Director of Puerto Rico power company resigns

FILE - In this Oct. 17, 2017 file photo, a boy accompanied by his dog watches the repairs of Guajataca Dam, which cracked during the passage of Hurricane Maria, in Quebradillas, Puerto Rico. Experts said on Thursday, Nov. 16, 2017, that Puerto Rico could face nearly two decades of further economic stagnation and a steep drop in population as a result of Maria. (AP Photo/Ramon Espinosa, File)

SAN JUAN, Puerto Rico (AP) — The director of Puerto Rico’s power company resigned on Friday amid ongoing blackouts and scrutiny of a contract awarded to a small Montana-based company to help rebuild the electric grid destroyed by Hurricane Maria.

Puerto Rico’s Electric Power Authority said Ricardo Ramos presented his letter of resignation to the company’s board effective immediately. Officials said Ramos would soon provide additional information.

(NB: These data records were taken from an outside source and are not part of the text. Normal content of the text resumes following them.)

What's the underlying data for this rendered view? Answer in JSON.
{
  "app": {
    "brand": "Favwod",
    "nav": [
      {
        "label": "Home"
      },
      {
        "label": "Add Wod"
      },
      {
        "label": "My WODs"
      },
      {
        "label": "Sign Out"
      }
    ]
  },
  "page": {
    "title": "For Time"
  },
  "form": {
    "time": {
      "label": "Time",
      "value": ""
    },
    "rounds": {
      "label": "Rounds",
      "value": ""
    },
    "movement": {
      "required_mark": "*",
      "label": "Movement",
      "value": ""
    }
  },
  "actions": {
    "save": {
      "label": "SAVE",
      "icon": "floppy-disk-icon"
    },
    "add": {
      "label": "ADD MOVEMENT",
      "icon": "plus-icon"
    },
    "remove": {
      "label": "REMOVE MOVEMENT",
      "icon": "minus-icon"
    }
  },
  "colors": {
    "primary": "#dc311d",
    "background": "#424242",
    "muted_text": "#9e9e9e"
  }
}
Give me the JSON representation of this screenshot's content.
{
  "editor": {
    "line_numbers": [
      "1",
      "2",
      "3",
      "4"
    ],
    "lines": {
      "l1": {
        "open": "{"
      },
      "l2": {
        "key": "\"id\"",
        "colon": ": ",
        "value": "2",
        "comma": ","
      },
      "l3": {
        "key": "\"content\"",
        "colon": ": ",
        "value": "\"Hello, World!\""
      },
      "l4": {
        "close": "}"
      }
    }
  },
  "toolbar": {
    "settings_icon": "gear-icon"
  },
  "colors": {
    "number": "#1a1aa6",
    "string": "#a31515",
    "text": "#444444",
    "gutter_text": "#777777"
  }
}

Gov. Ricardo Rossello briefly told reporters that Ramos is a professional who worked hard to bring power back to Puerto Rico, but that “there were a series of distractions, and a decision was taken to go in another direction.”

“That resignation was taken … in the best interest of the people of Puerto Rico,” he said, adding that an interim director would soon be appointed.

Ramos testified before a U.S. Senate committee earlier this week about a $300 million contract awarded to Whitefish Energy Holdings that has since been canceled. The contract is undergoing a local and federal audit.

Prior to the announcement of Ramos’ resignation, local newspaper El Vocero had reported on Friday that Ramos had awarded a nearly $100,000 contract to an attorney for consulting work just days after Hurricane Irma brushed past Puerto Rico. It was the same attorney Ramos previously had tried to appoint as sub-director of the power company. Rossello said that contract also will be reviewed.

More than 20 of Puerto Rico’s 78 municipalities remain without power nearly two months after Maria hit the U.S. territory as a Category 4 hurricane. A major blackout occurred on Wednesday just as the government had announced it had reached 50 percent of power generation. Two more large blackouts have since been reported as crews work to restore power.

Rossello has said he anticipates 80 percent power generation by end of November and 95 percent by mid-December. However, the U.S. Corps of Engineers has said it expects 75 percent power generation by end of January.